Symantec Connect user Turl posted a forum question asking how to add a computer to an Active Directory group in a Workflow project, because in the Active Directory component library, there’s no boxed component to do this.
I am trying to add a computer to an AD-Group in my Worklfow.
How can that be done?
I know that there is a component to add user to a Group. But there is no component for computers.
Does anyone have an idea how this could be solved?
After a bit of effort (and learning, as I am not presently a respectable coder), I was able to create a custom C# Code (Script) Component that accomplishes this task.
I had the opportunity today to respond to a post on the Symantec Workflow forums, here, regarding writing data to an Excel file. Here’s a quick go-to on how to do it.
Let’s have a look at two different scenarios. The first being that there’s a file that’s being output to a specific location (like a log file), and the second, that a user is downloading report data to an excel file that will be saved to their default download directory.
Both scenarios are illustrated in the demo project for this post, and require the import of the LogicBase.Components.Office.dll library (Microsoft Office).
*Note that this method can also be applied to a number of other scenarios, but an important third scenario would be sending an Excel file via the Send Email component as the file attachment.
All day this past Friday I was trying to get either the Active Directory components or the LDAP generated components to return some usable information on whether an account was locked out. The only results I was able to get back was what I can only guess is some sort of riddle.
So, turns out that the solution for converting that into usable data was going to require way more effort than I was willing to give it, so I figured I may as well use my time for something more useful, like starting to learn C#.
The result of 2 days’ worth of effort finally paid off, and I’m able to pull a readable, usable value for an account’s lockout status. I’m also able to set a password and unlock that account pretty easily. Here’s some info on how to do it.
For every project I develop, there’s a high probability that a custom-made SQL database is going to be useful to the process I’m working on. I’m going to detail my process here, which should be a good follow-up to my SQL primer here.
Note that while this is not intended to be a tutorial on how to use SQL, I will be covering the SQL basics needed to complete this demo. Send me a note if you have any issues with any of the steps.
For this project, we’re going to build an integration library with two components. One component is going to be a simple data query component that we’ll use to validate a proposed data write before committing; the second will be the Stored Procedure caller that will handle updates, inserts, and deletes.

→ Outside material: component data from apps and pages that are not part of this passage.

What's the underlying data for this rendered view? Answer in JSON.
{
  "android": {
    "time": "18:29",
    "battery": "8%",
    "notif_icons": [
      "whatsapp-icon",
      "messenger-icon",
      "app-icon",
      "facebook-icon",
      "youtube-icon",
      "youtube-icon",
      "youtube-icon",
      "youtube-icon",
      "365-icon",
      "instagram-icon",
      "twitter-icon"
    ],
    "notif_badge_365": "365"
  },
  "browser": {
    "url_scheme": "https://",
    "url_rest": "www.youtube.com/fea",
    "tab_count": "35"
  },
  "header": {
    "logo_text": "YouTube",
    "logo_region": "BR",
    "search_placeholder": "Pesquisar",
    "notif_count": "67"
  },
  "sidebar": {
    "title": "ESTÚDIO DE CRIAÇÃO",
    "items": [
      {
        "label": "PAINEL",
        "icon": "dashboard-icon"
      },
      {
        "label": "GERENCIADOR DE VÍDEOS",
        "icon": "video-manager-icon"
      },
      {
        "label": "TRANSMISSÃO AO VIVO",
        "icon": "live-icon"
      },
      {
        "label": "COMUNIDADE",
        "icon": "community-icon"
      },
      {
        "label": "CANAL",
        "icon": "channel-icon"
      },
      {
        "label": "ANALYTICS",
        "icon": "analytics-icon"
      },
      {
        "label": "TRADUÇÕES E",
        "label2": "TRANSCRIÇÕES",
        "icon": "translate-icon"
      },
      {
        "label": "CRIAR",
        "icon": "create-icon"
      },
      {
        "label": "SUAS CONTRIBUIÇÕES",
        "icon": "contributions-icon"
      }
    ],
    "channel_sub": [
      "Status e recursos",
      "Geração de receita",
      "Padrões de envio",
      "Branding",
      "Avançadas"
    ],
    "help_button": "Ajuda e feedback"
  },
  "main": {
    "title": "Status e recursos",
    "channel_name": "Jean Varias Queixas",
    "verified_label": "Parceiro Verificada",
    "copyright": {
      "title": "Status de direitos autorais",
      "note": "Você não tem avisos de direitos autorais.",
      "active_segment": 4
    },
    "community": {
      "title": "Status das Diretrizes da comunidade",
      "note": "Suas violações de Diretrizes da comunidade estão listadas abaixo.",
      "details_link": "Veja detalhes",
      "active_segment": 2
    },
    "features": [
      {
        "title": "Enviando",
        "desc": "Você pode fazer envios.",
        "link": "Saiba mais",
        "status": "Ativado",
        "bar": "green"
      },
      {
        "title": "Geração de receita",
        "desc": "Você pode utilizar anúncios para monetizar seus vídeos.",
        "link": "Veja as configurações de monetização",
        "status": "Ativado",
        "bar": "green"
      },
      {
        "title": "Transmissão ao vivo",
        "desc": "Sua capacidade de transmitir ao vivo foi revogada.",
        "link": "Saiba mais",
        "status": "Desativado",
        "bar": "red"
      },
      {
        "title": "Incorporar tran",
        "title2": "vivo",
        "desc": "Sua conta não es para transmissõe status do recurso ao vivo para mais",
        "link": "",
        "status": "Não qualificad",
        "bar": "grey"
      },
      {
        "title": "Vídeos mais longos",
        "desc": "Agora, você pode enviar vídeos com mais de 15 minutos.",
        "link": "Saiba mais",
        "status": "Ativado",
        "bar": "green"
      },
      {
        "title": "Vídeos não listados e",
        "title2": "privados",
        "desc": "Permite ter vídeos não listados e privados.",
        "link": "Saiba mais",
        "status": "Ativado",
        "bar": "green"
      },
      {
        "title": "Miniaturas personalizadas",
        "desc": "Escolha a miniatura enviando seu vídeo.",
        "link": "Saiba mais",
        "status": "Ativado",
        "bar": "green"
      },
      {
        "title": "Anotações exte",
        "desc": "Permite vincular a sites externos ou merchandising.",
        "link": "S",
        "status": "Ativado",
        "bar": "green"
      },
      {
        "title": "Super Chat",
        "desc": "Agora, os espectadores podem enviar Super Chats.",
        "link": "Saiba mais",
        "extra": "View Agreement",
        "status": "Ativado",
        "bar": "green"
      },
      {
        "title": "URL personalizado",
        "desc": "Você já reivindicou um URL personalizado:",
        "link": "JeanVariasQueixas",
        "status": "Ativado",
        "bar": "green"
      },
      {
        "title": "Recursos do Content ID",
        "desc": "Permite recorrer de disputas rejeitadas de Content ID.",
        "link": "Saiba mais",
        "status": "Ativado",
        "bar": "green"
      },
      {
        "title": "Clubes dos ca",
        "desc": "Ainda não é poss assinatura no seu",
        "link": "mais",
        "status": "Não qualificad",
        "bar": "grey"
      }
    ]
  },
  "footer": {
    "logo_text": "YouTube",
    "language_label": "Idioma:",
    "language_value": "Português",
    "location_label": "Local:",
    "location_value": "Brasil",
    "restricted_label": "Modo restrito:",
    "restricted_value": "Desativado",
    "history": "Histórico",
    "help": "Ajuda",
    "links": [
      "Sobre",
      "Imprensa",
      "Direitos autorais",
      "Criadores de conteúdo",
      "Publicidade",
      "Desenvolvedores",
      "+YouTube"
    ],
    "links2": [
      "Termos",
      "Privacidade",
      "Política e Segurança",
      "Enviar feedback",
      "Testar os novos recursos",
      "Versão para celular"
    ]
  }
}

The same component can also be used for other, more specific tasks, such as order changes and re-sorting. Let’s start with the second component – the Stored Procedure caller.
I’ve been having a hell of a time with this one for the past few days. I’m developing a project that validates and, if necessary, installs, repairs, or updates any external values needed. This includes SQL data and Application Properties in the ProcessManager portal/DB. The SQL part was no issue, but the profile values were making me really work hard for success.
Set Profile Values is the component I finally got to work.
While Workflow is typically associated with ServiceDesk (as SD is built on the Workflow platform) for ticketing, Workflow can be used to send data to any supported and available web service, and thereby can be used to integrate with other ticketing systems. In this case, I’m going to detail the process for creating ServiceNow tickets with Workflow.
Because I perform nearly all of my Workflow development and labwork locally on my workstation, I do not want to have Exchange and Outlook and all that running in a VM someplace just to handle AD and email testing, nor do I want to maintain some other free, open-source mail server. I found that with a few dummy Gmail accounts and a Send Email Component Via SMTP component, I could do all the notification/email testing I need without the extra computing resource overhead.
SQL integration of some sort has been involved in almost every project I’ve done. Saving and fetching data is just part of it; the SQL engine can be used to quickly do calculations and filtering for your data with the right scripting. If I’m able to fetch and filter the appropriate data from SQL to begin with, I don’t have to then run through a Configurable Collection Filter to get the results I want.
Buried in this process are way too many static values (not to mention that this screenshot will be a great illustration for my “Making Modular Workflows” article I’m working on).
When I first started developing Workflows, especially processes that integrated with other systems (SQL in particular), I would occasionally run into this:
“Hi Andrew, we need to move the SQL server you’ve integrated with. Here’s the new connection info. Hope it’s not a big deal. You declared your connection string variable up front, right?”
Oops. Well, dozens of components buried in layers of embedded models later, I had updated all the SQL components. Except this time, I used a project property. The next time the SQL connection string needed to change, I updated a single value, published, and enjoyed the success.